Stored records:
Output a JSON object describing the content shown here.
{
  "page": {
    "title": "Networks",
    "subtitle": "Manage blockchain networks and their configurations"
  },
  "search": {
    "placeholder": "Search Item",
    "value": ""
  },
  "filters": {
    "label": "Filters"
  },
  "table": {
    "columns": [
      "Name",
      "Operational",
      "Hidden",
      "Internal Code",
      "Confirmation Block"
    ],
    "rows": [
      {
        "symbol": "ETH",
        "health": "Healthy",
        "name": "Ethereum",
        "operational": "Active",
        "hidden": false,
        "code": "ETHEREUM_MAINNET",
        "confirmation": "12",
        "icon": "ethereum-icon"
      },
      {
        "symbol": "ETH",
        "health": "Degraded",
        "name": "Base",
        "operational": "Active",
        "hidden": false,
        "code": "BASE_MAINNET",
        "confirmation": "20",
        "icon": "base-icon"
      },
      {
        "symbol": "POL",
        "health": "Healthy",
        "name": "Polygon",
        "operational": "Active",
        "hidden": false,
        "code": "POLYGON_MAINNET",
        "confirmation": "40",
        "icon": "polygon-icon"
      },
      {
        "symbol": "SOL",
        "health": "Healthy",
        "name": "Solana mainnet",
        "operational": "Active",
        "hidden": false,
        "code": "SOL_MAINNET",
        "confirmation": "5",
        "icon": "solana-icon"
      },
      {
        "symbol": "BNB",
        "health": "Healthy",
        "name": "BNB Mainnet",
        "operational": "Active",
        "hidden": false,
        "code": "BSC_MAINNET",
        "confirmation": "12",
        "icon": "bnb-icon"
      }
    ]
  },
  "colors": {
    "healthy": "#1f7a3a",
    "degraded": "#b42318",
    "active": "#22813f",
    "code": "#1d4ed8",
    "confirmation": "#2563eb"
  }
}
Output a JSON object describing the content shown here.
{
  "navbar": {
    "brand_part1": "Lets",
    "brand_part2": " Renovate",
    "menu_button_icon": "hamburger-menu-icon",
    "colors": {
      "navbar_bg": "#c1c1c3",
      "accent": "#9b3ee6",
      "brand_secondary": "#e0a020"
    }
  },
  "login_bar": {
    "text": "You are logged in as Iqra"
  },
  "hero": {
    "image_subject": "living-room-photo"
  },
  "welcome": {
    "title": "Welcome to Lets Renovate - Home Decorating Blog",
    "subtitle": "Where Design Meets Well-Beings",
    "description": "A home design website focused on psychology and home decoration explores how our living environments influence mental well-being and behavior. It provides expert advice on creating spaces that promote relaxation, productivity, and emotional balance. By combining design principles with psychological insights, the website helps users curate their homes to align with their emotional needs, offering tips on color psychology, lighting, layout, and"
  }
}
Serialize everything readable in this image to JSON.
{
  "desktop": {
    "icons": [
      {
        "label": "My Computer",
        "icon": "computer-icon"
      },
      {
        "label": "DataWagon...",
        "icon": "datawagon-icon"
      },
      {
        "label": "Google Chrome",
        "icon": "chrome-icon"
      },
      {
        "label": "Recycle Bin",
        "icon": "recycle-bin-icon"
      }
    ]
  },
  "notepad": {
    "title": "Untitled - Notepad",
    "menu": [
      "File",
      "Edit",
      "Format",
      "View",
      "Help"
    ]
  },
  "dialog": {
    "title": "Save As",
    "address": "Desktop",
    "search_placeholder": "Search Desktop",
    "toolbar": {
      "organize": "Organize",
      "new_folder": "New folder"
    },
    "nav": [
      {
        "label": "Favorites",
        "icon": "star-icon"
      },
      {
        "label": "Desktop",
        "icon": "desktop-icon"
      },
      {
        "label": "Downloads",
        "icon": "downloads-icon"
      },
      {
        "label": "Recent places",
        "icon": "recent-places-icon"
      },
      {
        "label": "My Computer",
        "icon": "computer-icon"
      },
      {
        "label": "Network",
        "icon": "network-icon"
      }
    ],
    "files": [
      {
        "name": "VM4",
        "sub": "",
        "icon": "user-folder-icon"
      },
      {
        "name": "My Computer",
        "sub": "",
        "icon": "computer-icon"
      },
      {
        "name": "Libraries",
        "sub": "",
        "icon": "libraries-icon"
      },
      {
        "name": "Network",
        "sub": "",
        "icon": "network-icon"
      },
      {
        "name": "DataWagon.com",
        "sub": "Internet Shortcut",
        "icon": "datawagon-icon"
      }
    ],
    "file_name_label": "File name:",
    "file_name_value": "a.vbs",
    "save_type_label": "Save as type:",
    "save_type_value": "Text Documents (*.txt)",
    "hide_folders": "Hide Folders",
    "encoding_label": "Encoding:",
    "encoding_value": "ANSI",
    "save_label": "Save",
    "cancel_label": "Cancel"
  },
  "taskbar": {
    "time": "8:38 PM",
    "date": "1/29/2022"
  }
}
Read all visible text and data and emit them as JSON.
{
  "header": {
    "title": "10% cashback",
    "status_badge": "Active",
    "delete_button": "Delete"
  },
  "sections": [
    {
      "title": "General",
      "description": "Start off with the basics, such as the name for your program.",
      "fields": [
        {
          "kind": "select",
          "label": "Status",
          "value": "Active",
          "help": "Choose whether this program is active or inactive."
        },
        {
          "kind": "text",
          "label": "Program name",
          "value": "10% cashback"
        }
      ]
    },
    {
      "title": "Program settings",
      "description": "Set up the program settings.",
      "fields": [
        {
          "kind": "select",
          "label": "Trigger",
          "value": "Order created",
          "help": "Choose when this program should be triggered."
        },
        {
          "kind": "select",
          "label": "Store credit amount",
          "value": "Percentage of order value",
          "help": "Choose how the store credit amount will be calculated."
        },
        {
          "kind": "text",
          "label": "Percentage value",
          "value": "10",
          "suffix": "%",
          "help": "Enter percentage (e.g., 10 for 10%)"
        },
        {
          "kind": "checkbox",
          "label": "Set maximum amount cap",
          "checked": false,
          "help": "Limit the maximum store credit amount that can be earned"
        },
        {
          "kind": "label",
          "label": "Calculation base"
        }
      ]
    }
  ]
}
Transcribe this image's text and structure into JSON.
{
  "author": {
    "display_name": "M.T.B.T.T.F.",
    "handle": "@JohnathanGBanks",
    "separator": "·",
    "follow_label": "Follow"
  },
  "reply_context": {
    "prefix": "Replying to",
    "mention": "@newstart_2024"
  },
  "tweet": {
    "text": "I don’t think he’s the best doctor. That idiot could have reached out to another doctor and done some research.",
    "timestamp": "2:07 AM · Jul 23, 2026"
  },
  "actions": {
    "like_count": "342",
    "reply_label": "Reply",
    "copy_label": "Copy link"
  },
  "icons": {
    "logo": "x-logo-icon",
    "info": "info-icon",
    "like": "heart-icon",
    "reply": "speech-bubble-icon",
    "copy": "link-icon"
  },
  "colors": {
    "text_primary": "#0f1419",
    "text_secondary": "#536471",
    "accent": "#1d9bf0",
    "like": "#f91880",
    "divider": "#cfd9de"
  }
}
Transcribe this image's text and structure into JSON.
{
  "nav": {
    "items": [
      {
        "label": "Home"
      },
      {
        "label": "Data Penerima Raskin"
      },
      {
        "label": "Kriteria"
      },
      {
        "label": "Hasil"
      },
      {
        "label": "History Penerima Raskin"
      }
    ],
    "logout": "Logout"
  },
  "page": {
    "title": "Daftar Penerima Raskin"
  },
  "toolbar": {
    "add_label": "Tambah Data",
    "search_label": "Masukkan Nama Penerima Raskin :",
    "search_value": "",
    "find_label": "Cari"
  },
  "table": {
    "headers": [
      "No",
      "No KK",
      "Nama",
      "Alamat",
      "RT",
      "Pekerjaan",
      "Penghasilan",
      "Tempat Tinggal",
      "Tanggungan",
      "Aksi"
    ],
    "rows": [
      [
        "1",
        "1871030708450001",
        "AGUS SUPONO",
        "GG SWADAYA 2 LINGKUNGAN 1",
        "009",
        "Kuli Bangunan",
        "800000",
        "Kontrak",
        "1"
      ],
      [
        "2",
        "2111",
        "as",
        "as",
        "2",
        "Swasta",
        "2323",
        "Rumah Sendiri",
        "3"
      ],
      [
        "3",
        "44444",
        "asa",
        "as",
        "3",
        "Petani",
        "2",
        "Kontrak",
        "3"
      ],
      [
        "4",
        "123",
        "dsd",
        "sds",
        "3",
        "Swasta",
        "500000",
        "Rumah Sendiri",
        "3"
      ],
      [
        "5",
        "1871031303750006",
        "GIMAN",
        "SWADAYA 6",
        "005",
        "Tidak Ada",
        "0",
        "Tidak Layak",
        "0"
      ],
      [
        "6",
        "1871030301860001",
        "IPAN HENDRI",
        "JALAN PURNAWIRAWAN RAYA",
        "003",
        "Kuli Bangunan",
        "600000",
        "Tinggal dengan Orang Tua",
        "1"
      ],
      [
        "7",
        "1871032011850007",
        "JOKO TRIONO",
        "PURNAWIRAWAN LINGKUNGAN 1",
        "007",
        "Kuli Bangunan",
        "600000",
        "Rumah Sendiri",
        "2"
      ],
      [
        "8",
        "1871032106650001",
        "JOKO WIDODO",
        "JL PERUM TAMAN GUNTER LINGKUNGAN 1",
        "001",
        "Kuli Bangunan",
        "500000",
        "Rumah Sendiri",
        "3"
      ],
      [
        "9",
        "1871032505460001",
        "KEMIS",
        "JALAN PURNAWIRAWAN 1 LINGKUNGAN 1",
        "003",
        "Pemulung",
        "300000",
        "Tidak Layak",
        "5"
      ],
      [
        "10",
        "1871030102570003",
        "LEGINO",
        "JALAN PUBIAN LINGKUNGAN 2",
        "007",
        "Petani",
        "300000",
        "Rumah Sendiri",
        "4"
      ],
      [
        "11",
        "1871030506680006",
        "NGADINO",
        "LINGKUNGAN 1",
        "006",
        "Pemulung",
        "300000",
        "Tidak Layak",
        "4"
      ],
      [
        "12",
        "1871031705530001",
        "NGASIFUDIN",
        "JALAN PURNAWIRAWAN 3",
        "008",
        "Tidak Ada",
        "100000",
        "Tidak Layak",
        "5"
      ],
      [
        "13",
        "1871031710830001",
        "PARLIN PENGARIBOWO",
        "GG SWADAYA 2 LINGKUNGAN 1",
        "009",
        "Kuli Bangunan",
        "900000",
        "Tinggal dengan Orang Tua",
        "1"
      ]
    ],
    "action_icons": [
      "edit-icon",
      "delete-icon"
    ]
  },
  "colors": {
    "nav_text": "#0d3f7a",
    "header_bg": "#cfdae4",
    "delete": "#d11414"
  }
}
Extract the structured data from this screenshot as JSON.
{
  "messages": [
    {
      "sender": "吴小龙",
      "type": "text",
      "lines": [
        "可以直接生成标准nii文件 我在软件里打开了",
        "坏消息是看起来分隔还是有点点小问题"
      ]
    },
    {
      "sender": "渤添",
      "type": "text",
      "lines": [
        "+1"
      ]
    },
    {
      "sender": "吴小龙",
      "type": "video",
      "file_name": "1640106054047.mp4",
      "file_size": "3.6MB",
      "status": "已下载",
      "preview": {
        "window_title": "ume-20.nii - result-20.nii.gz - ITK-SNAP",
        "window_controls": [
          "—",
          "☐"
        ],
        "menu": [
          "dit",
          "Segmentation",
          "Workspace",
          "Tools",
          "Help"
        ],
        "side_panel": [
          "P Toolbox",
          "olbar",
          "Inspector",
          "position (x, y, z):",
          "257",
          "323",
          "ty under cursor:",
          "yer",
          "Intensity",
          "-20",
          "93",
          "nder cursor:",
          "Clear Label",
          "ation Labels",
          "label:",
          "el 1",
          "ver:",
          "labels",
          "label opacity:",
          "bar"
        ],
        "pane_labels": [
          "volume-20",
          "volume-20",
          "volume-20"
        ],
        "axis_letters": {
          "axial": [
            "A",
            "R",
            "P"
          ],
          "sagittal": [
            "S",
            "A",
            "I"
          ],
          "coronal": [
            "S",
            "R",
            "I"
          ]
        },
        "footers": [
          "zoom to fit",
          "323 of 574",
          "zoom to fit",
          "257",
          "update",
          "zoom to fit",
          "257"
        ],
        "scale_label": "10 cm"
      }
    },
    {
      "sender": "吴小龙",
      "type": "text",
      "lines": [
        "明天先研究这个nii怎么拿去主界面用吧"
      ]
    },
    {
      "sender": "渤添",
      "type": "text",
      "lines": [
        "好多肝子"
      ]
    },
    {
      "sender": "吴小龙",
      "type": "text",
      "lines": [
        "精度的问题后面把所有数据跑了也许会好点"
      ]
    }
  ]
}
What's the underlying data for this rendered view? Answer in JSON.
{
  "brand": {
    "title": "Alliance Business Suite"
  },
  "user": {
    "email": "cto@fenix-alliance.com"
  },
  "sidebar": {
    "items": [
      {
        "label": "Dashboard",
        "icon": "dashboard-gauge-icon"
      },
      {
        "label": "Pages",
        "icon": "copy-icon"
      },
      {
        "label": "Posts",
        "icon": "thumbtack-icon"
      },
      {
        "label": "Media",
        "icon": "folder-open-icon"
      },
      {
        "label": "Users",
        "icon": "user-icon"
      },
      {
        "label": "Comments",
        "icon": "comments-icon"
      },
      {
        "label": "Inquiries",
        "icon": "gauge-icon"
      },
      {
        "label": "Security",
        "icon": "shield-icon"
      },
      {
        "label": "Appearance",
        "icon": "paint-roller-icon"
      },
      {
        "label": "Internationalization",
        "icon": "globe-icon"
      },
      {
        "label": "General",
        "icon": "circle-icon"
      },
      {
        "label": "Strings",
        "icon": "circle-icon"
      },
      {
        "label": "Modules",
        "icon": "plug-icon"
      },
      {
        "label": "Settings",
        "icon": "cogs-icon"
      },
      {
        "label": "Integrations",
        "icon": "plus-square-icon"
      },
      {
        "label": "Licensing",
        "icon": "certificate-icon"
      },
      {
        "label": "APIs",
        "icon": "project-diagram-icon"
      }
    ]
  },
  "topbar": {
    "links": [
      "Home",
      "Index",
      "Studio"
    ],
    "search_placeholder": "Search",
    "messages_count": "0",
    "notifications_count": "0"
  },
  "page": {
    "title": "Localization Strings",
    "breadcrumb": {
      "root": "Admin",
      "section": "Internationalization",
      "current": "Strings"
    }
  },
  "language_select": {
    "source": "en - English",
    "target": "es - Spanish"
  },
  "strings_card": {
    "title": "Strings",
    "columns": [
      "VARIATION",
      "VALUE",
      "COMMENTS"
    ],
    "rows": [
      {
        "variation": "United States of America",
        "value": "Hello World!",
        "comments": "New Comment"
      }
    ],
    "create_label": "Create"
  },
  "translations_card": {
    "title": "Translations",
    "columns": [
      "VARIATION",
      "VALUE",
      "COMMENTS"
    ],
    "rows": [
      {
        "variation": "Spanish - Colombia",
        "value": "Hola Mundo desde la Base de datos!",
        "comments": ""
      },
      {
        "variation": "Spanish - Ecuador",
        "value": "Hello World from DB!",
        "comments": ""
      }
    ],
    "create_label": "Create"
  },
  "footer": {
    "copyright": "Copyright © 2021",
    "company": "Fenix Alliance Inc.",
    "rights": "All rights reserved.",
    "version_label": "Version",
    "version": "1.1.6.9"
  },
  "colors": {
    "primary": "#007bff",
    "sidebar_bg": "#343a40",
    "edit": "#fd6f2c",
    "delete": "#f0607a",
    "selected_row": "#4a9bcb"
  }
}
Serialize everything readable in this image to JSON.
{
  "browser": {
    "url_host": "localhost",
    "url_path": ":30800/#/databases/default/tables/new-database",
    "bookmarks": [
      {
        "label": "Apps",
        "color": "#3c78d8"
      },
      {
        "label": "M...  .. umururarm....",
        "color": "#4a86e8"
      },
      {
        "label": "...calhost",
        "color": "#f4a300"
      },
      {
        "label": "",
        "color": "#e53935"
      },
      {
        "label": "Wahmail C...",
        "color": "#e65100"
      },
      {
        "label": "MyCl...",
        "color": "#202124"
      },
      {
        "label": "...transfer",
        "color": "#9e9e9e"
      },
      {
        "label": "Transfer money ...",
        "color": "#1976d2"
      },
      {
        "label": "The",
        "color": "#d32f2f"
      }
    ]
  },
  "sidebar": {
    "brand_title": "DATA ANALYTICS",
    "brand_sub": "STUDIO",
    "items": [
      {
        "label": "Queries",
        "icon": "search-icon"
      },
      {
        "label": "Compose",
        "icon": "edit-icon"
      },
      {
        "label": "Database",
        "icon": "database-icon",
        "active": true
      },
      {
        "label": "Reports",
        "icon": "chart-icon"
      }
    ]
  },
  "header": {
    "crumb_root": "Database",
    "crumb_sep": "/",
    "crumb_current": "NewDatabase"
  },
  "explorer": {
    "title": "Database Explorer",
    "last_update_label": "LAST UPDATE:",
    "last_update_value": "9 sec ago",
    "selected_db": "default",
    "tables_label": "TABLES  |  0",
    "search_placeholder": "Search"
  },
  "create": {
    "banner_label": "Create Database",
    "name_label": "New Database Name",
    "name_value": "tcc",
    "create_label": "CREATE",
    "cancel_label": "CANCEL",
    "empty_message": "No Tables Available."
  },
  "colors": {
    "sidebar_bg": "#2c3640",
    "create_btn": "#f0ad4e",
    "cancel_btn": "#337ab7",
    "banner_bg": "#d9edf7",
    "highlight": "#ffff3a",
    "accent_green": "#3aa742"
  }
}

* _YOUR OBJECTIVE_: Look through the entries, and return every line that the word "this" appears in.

* _OUTPUT OF THE EXERCISE_:
Serialize everything readable in this image to JSON.
          "help": "Choose whether this program is active or inactive."
          "help": "Choose when this program should be triggered."
Transcribe this image's text and structure into JSON.
Transcribe this image's text and structure into JSON.
Extract the structured data from this screenshot as JSON.
What's the underlying data for this rendered view? Answer in JSON.
Serialize everything readable in this image to JSON.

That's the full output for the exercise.